Dataset rows for apps and sites
_____
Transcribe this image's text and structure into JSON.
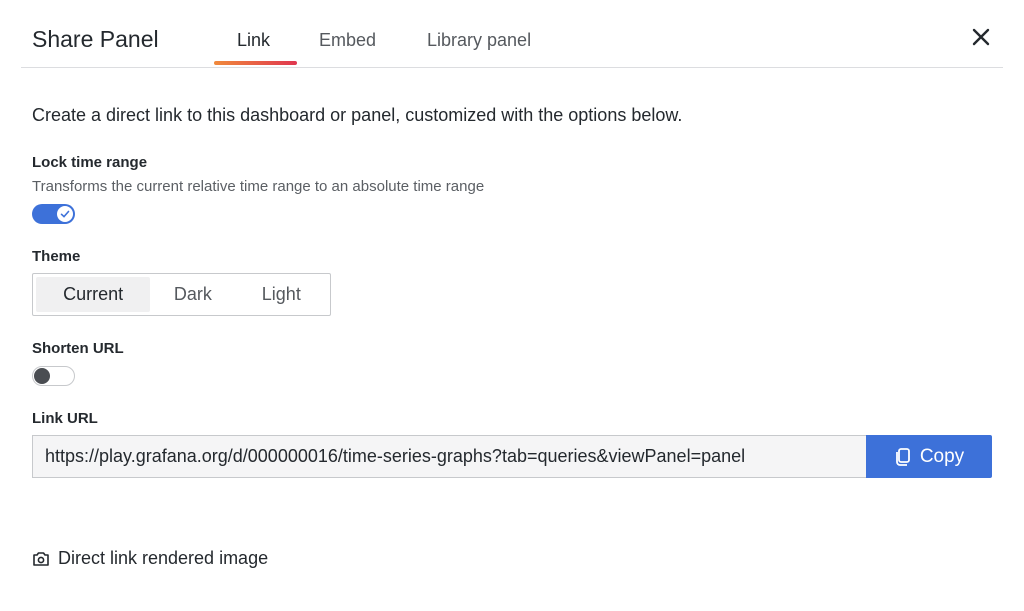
{
  "header": {
    "title": "Share Panel",
    "tabs": [
      {
        "label": "Link",
        "active": true
      },
      {
        "label": "Embed",
        "active": false
      },
      {
        "label": "Library panel",
        "active": false
      }
    ],
    "close_icon": "close-icon"
  },
  "content": {
    "description": "Create a direct link to this dashboard or panel, customized with the options below.",
    "lock_time_range": {
      "label": "Lock time range",
      "description": "Transforms the current relative time range to an absolute time range",
      "enabled": true
    },
    "theme": {
      "label": "Theme",
      "options": [
        "Current",
        "Dark",
        "Light"
      ],
      "selected": "Current"
    },
    "shorten_url": {
      "label": "Shorten URL",
      "enabled": false
    },
    "link_url": {
      "label": "Link URL",
      "value": "https://play.grafana.org/d/000000016/time-series-graphs?tab=queries&viewPanel=panel",
      "copy_label": "Copy"
    },
    "direct_link": {
      "label": "Direct link rendered image",
      "icon": "camera-icon"
    }
  },
  "colors": {
    "accent": "#3d71d9",
    "tab_gradient_start": "#f08a3c",
    "tab_gradient_end": "#e0364f"
  }
}
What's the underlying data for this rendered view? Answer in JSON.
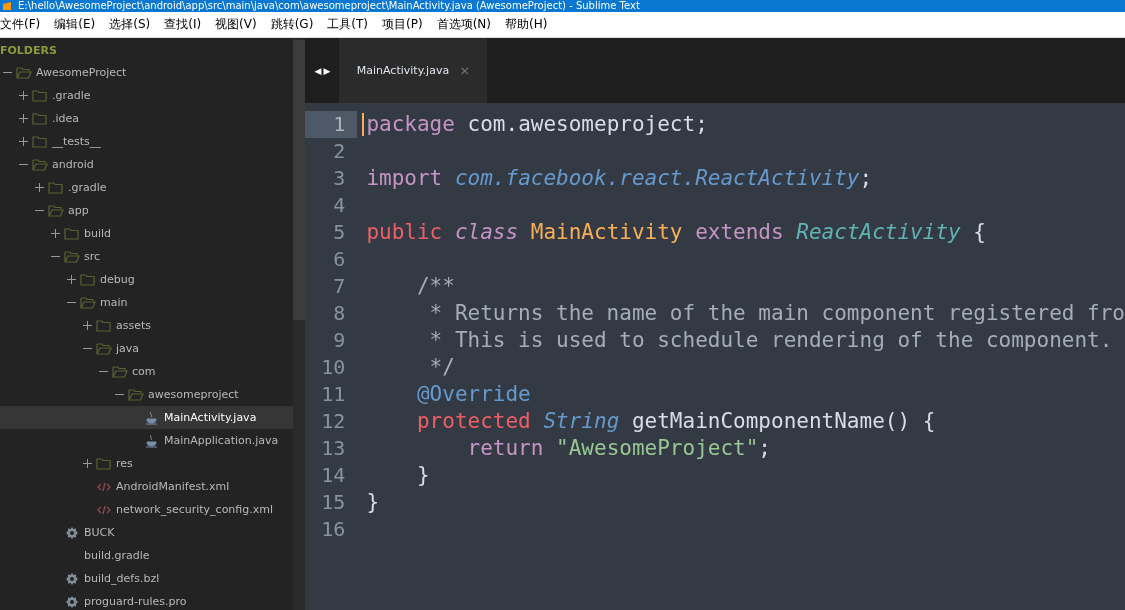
{
  "window": {
    "title": "E:\\hello\\AwesomeProject\\android\\app\\src\\main\\java\\com\\awesomeproject\\MainActivity.java (AwesomeProject) - Sublime Text"
  },
  "menu": [
    "文件(F)",
    "编辑(E)",
    "选择(S)",
    "查找(I)",
    "视图(V)",
    "跳转(G)",
    "工具(T)",
    "项目(P)",
    "首选项(N)",
    "帮助(H)"
  ],
  "sidebar": {
    "heading": "FOLDERS",
    "tree": [
      {
        "label": "AwesomeProject",
        "kind": "folder",
        "expanded": true,
        "children": [
          {
            "label": ".gradle",
            "kind": "folder",
            "expanded": false
          },
          {
            "label": ".idea",
            "kind": "folder",
            "expanded": false
          },
          {
            "label": "__tests__",
            "kind": "folder",
            "expanded": false
          },
          {
            "label": "android",
            "kind": "folder",
            "expanded": true,
            "children": [
              {
                "label": ".gradle",
                "kind": "folder",
                "expanded": false
              },
              {
                "label": "app",
                "kind": "folder",
                "expanded": true,
                "children": [
                  {
                    "label": "build",
                    "kind": "folder",
                    "expanded": false
                  },
                  {
                    "label": "src",
                    "kind": "folder",
                    "expanded": true,
                    "children": [
                      {
                        "label": "debug",
                        "kind": "folder",
                        "expanded": false
                      },
                      {
                        "label": "main",
                        "kind": "folder",
                        "expanded": true,
                        "children": [
                          {
                            "label": "assets",
                            "kind": "folder",
                            "expanded": false
                          },
                          {
                            "label": "java",
                            "kind": "folder",
                            "expanded": true,
                            "children": [
                              {
                                "label": "com",
                                "kind": "folder",
                                "expanded": true,
                                "children": [
                                  {
                                    "label": "awesomeproject",
                                    "kind": "folder",
                                    "expanded": true,
                                    "children": [
                                      {
                                        "label": "MainActivity.java",
                                        "kind": "java",
                                        "selected": true
                                      },
                                      {
                                        "label": "MainApplication.java",
                                        "kind": "java",
                                        "selected": false
                                      }
                                    ]
                                  }
                                ]
                              }
                            ]
                          },
                          {
                            "label": "res",
                            "kind": "folder",
                            "expanded": false
                          },
                          {
                            "label": "AndroidManifest.xml",
                            "kind": "xml",
                            "selected": false
                          },
                          {
                            "label": "network_security_config.xml",
                            "kind": "xml",
                            "selected": false
                          }
                        ]
                      }
                    ]
                  },
                  {
                    "label": "BUCK",
                    "kind": "gear",
                    "selected": false
                  },
                  {
                    "label": "build.gradle",
                    "kind": "plain",
                    "selected": false
                  },
                  {
                    "label": "build_defs.bzl",
                    "kind": "gear",
                    "selected": false
                  },
                  {
                    "label": "proguard-rules.pro",
                    "kind": "gear",
                    "selected": false
                  }
                ]
              }
            ]
          }
        ]
      }
    ]
  },
  "tabs": [
    {
      "label": "MainActivity.java",
      "selected": true,
      "close": "×"
    }
  ],
  "tab_nav": {
    "left": "◀",
    "right": "▶"
  },
  "editor": {
    "lines": [
      {
        "number": "1",
        "selected": true,
        "tokens": [
          {
            "kind": "keyword",
            "text": "package"
          },
          {
            "kind": "plain",
            "text": " com.awesomeproject;"
          }
        ]
      },
      {
        "number": "2",
        "selected": false
      },
      {
        "number": "3",
        "selected": false,
        "tokens": [
          {
            "kind": "keyword",
            "text": "import "
          },
          {
            "kind": "import",
            "text": "com.facebook.react.ReactActivity"
          },
          {
            "kind": "plain",
            "text": ";"
          }
        ]
      },
      {
        "number": "4",
        "selected": false
      },
      {
        "number": "5",
        "selected": false,
        "tokens": [
          {
            "kind": "modifier",
            "text": "public "
          },
          {
            "kind": "storage",
            "text": "class "
          },
          {
            "kind": "classname",
            "text": "MainActivity "
          },
          {
            "kind": "keyword",
            "text": "extends "
          },
          {
            "kind": "supertype",
            "text": "ReactActivity"
          },
          {
            "kind": "plain",
            "text": " {"
          }
        ]
      },
      {
        "number": "6",
        "selected": false
      },
      {
        "number": "7",
        "selected": false,
        "tokens": [
          {
            "kind": "comment",
            "text": "    /**"
          }
        ]
      },
      {
        "number": "8",
        "selected": false,
        "tokens": [
          {
            "kind": "comment",
            "text": "     * Returns the name of the main component registered fro"
          }
        ]
      },
      {
        "number": "9",
        "selected": false,
        "tokens": [
          {
            "kind": "comment",
            "text": "     * This is used to schedule rendering of the component."
          }
        ]
      },
      {
        "number": "10",
        "selected": false,
        "tokens": [
          {
            "kind": "comment",
            "text": "     */"
          }
        ]
      },
      {
        "number": "11",
        "selected": false,
        "tokens": [
          {
            "kind": "annotation",
            "text": "    @Override"
          }
        ]
      },
      {
        "number": "12",
        "selected": false,
        "tokens": [
          {
            "kind": "modifier",
            "text": "    protected "
          },
          {
            "kind": "type",
            "text": "String"
          },
          {
            "kind": "plain",
            "text": " getMainComponentName() {"
          }
        ]
      },
      {
        "number": "13",
        "selected": false,
        "tokens": [
          {
            "kind": "keyword",
            "text": "        return "
          },
          {
            "kind": "string",
            "text": "\"AwesomeProject\""
          },
          {
            "kind": "plain",
            "text": ";"
          }
        ]
      },
      {
        "number": "14",
        "selected": false,
        "tokens": [
          {
            "kind": "plain",
            "text": "    }"
          }
        ]
      },
      {
        "number": "15",
        "selected": false,
        "tokens": [
          {
            "kind": "plain",
            "text": "}"
          }
        ]
      },
      {
        "number": "16",
        "selected": false
      }
    ]
  }
}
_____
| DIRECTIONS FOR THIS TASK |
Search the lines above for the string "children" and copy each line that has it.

| RESPONSE |
        "children": [
            "children": [
                "children": [
                    "children": [
                        "children": [
                            "children": [
                                "children": [
                                    "children": [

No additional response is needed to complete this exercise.